This is an excerpt of the book “Pedestrian- & Transit-Oriented Design,” co-authored by Reid Ewing, renowned urban planning expert and University of Utah research professor, and Keith Bartholomew, professor and associate dean of the College of Architecture and Planning at the University of Utah. The book operationalizes nearly a half-century of urban design theory in ways that provide practical meaning and use to urban planners, planning commissioners, city council members, developers, and citizens who desire more livable environments.
Here’s an excerpt from an excerpt:

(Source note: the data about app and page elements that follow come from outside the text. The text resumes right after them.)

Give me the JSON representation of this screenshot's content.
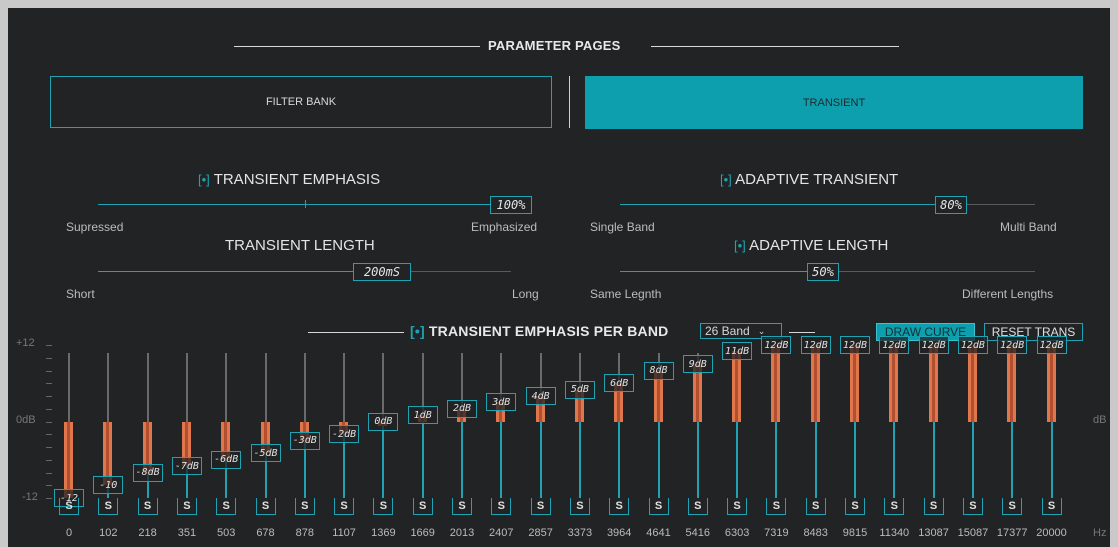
{
  "header": {
    "title": "PARAMETER PAGES"
  },
  "pages": {
    "filter_bank": "FILTER BANK",
    "transient": "TRANSIENT"
  },
  "transient_emphasis": {
    "toggle": "[•]",
    "title": "TRANSIENT EMPHASIS",
    "value": "100%",
    "level": 1.0,
    "min_label": "Supressed",
    "max_label": "Emphasized"
  },
  "transient_length": {
    "title": "TRANSIENT LENGTH",
    "value": "200mS",
    "level": 0.6,
    "min_label": "Short",
    "max_label": "Long"
  },
  "adaptive_transient": {
    "toggle": "[•]",
    "title": "ADAPTIVE TRANSIENT",
    "value": "80%",
    "level": 0.8,
    "min_label": "Single Band",
    "max_label": "Multi Band"
  },
  "adaptive_length": {
    "toggle": "[•]",
    "title": "ADAPTIVE LENGTH",
    "value": "50%",
    "level": 0.5,
    "min_label": "Same Legnth",
    "max_label": "Different Lengths"
  },
  "per_band": {
    "toggle": "[•]",
    "title": "TRANSIENT EMPHASIS PER BAND",
    "band_select": "26 Band",
    "draw_curve": "DRAW CURVE",
    "reset_trans": "RESET TRANS",
    "y_top": "+12",
    "y_mid": "0dB",
    "y_bottom": "-12",
    "unit_right": "dB",
    "hz": "Hz",
    "solo": "S",
    "bands": [
      {
        "freq": "0",
        "label": "-12",
        "db": -12
      },
      {
        "freq": "102",
        "label": "-10",
        "db": -10
      },
      {
        "freq": "218",
        "label": "-8dB",
        "db": -8
      },
      {
        "freq": "351",
        "label": "-7dB",
        "db": -7
      },
      {
        "freq": "503",
        "label": "-6dB",
        "db": -6
      },
      {
        "freq": "678",
        "label": "-5dB",
        "db": -5
      },
      {
        "freq": "878",
        "label": "-3dB",
        "db": -3
      },
      {
        "freq": "1107",
        "label": "-2dB",
        "db": -2
      },
      {
        "freq": "1369",
        "label": "0dB",
        "db": 0
      },
      {
        "freq": "1669",
        "label": "1dB",
        "db": 1
      },
      {
        "freq": "2013",
        "label": "2dB",
        "db": 2
      },
      {
        "freq": "2407",
        "label": "3dB",
        "db": 3
      },
      {
        "freq": "2857",
        "label": "4dB",
        "db": 4
      },
      {
        "freq": "3373",
        "label": "5dB",
        "db": 5
      },
      {
        "freq": "3964",
        "label": "6dB",
        "db": 6
      },
      {
        "freq": "4641",
        "label": "8dB",
        "db": 8
      },
      {
        "freq": "5416",
        "label": "9dB",
        "db": 9
      },
      {
        "freq": "6303",
        "label": "11dB",
        "db": 11
      },
      {
        "freq": "7319",
        "label": "12dB",
        "db": 12
      },
      {
        "freq": "8483",
        "label": "12dB",
        "db": 12
      },
      {
        "freq": "9815",
        "label": "12dB",
        "db": 12
      },
      {
        "freq": "11340",
        "label": "12dB",
        "db": 12
      },
      {
        "freq": "13087",
        "label": "12dB",
        "db": 12
      },
      {
        "freq": "15087",
        "label": "12dB",
        "db": 12
      },
      {
        "freq": "17377",
        "label": "12dB",
        "db": 12
      },
      {
        "freq": "20000",
        "label": "12dB",
        "db": 12
      }
    ]
  },
  "colors": {
    "accent": "#1fa2b2",
    "active_tab": "#0e9fae",
    "bar": "#e0764c",
    "background": "#222324"
  }
}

Jan Gehl (2010) demonstrates how distance plays a determinative role in personal interaction and hence designing for the human scale. At 300 to 500 meters (330-550 yards), humans can identify other people as humans, instead of objects.

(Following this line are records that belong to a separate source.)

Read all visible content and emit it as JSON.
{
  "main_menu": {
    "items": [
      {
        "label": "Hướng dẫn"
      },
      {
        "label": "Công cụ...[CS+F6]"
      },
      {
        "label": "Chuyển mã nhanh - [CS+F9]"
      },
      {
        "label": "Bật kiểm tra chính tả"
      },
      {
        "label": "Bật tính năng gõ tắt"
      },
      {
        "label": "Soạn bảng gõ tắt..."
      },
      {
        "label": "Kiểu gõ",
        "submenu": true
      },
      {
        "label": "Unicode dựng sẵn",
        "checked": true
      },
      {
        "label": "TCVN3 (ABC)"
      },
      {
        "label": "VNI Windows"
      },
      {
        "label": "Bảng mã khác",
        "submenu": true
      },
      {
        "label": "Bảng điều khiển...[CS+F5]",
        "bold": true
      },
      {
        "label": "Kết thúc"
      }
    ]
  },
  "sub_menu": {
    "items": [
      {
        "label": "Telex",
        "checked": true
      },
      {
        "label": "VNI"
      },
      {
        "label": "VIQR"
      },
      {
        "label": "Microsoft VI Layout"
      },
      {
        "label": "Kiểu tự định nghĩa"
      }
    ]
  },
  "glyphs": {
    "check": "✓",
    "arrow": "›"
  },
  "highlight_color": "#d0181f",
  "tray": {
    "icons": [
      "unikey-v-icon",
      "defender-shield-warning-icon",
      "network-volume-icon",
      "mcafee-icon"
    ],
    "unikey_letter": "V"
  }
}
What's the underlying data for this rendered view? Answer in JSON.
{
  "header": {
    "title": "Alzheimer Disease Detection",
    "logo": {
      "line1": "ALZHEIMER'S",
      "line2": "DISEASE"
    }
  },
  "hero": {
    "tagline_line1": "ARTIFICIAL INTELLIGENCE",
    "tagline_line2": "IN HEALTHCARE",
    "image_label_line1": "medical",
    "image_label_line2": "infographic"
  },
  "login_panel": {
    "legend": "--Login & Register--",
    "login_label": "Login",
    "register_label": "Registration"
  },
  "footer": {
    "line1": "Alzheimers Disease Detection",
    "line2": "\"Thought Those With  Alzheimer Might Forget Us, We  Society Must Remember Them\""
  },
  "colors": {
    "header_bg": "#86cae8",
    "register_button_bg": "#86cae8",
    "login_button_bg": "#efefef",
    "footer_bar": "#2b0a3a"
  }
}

From 100 to 25 meters (110-27 yards), individual characteristic and body language can be observed. After 25 meters, people enter a “social” field of vision where “richness of detail and communication intensify dramatically meter by meter” (p. 35). Gehl then breaks the distances into four categories:
- Public distance >12 feet
- Social distance 4.5-12 feet
- Personal distance 1.5-4.5 feet
- Intimate distance 0-1.5 feet
According to Alexander, Ishikawa, and Silverstein (1977), a person’s face is just recognizable at 70 feet, a loud voice can just be heard at 70 feet, and a person’s face is recognizable in portrait-like detail up to about 48 feet.
These distances set the limits of human scale for social interaction and, by extension, how space is designed. Gehl notes that the most noted public squares in Europe are almost all smaller than 10,000 square meters (100 m ×100 m); most are smaller than 8,000 square meters.